Meanwhile, the handcuffed man was Cordell Bruce, who faces assault charges on allegations of striking an officer outside a nightclub – charges Bruce denies. The video does not capture him being beaten by police.
READ MORE: DOJ: Cleveland police have exhibited pattern of excessive force
The lawsuit comes as the Baltimore Police Department has been undertaking broad reforms due to a pattern of forceful of arrests and complaints. This year, there have been 66 complaints over forceful arrests, compared to 122 in all of 2012. The department has also received 55 notices from lawyers planning to sue police. Those have dropped a third from the number in 2012, the Sun reported.
But the Sun found that some Baltimore officers were involved in multiple lawsuits and there were gaps in monitoring misconduct at the department.
The police department has asked the U.S. Justice Department to review how the city paid $5.7 million in court judgment and settlements in 102 civil suits alleging police brutality since 2011,” the newspaper reported.

#ICantBreathe: Thousands march against police brutality across US

Tens of thousands of Americans across the country joined in a massive march against the killing of unarmed black men by police.
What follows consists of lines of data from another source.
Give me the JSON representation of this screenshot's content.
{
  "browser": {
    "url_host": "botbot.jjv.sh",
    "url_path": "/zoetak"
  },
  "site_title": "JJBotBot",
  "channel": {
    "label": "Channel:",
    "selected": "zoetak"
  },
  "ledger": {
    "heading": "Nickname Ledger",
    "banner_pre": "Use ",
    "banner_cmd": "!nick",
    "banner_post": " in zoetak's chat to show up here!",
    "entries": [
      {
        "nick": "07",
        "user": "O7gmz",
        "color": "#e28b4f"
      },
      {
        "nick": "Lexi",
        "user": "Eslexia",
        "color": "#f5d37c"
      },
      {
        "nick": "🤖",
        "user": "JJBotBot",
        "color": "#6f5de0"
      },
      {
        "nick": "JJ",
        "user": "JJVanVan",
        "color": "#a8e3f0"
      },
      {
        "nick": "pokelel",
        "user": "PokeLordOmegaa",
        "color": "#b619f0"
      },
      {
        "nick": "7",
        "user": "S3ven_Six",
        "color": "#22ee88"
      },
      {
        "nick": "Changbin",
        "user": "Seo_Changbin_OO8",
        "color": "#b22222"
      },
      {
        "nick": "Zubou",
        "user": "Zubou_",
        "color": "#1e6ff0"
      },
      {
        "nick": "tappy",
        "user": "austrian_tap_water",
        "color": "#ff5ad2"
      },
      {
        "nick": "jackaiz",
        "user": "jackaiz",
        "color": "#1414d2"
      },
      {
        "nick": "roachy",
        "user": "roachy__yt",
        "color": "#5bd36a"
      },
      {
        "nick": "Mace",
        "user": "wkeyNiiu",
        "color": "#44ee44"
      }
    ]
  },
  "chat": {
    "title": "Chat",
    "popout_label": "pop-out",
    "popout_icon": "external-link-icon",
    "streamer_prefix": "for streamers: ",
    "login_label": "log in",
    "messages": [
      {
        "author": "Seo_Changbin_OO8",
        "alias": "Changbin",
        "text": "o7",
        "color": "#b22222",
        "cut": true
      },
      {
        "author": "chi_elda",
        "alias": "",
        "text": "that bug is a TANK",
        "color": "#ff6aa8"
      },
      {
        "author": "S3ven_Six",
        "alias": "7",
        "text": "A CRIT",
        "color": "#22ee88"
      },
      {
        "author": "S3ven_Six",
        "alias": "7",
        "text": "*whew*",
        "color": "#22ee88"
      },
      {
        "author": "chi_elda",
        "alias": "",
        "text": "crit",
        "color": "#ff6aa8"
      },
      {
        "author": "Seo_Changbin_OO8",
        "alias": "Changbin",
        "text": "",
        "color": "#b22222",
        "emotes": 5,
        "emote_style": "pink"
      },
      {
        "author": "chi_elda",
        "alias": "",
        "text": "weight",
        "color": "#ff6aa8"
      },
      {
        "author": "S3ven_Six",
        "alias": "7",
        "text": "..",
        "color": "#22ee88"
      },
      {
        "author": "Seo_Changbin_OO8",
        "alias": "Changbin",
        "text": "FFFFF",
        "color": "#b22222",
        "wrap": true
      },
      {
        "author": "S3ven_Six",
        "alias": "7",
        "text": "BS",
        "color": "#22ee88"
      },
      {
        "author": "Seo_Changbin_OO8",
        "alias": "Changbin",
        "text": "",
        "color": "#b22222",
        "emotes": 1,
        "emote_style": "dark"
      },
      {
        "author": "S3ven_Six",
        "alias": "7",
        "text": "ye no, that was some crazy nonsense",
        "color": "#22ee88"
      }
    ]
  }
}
Protesters staged rallies and ‘die-ins’ under the banners ‘Black Lives Matter’ and ‘Justice for All.’

RT's LIVE UPDATES on protests against police brutality

Major cities where the rallies took place included New York, Washington, Boston, Chicago, Oakland, Los Angeles and San Francisco.

The demonstrators came together on Saturday to march and speak out against grand juries’ decisions not to indict the white officers responsible for the deaths of two unarmed black men, Michael Brown and Eric Garner. They are demanding police accountability.

The New York march attracted over 25,000 young and ethnically diverse people, who participated in
what was largely a peaceful rally.

At 2 pm local time, protesters began pouring out of Washington Square Park, with the crowd stretching for more than 20 blocks.

Towards the evening, the demonstrators made their way to New York Police Headquarters in Lower Manhattan. A group of people shut down traffic on the Brooklyn Bridge, but were soon diverted by security forces.

About 10,000 people took to the streets in Washington, DC, in what was overall a peaceful march towards the Capitol building.

Protesters held banners reading "Black Lives Matter" and "Who do you protect? Who do you serve?"

Protesters march on 5th Avenue during the Millions March NYC on December 13, 2014 in New York.( AFP Photo / Don Emmert)
Protesters march on 5th Avenue during the Millions March NYC on December 13, 2014 in New York.( AFP Photo / Don Emmert)
“It's not black against white; it's right against wrong,” said Rev. Al Sharpton, the organizer of the march in Washington. “This is not a black march; this is a march for the rights of the American people.”

A hundreds-strong rally in Boston wasn’t as peaceful, though: at least 23 people were arrested.
“Troopers arrested 15 male and eight female demonstrators who ignored repeated orders to comply [with] the law,” according to David Procopio, a state police spokesman.

In California, several hundred demonstrators made their way from Berkeley to Oakland and rallied at the Alameda County Courthouse.

San Francisco saw massive traffic congestion, as protesters temporarily shut down the Embarcadero while marching to City Hall.

The US has witnessed a wave of protests across the country following a grand jury decision that acquitted a white New York City police officer of any wrongdoing in the death of Eric Garner, a 43-year-old black Staten Island resident, on July 17.

The incident was videotaped by a passer-by and uploaded online, causing global outrage against police brutality.

The video shows the officer placing Garner in an illegal chokehold while a group of other law enforcers force Garner to the ground. Mr Garner, who reportedly suffered from asthma, died after repeatedly saying, “I can’t breathe” – a phrase that has become a backbone of the protests.

The jury’s decision in the Garner case follows a Missouri grand jury's ruling not to indict a white police officer in the death of Michael Brown, 18, who was shot several times following a confrontation with police in Ferguson, Missouri, despite being unarmed. Police suppressed the wave of protests in Missouri.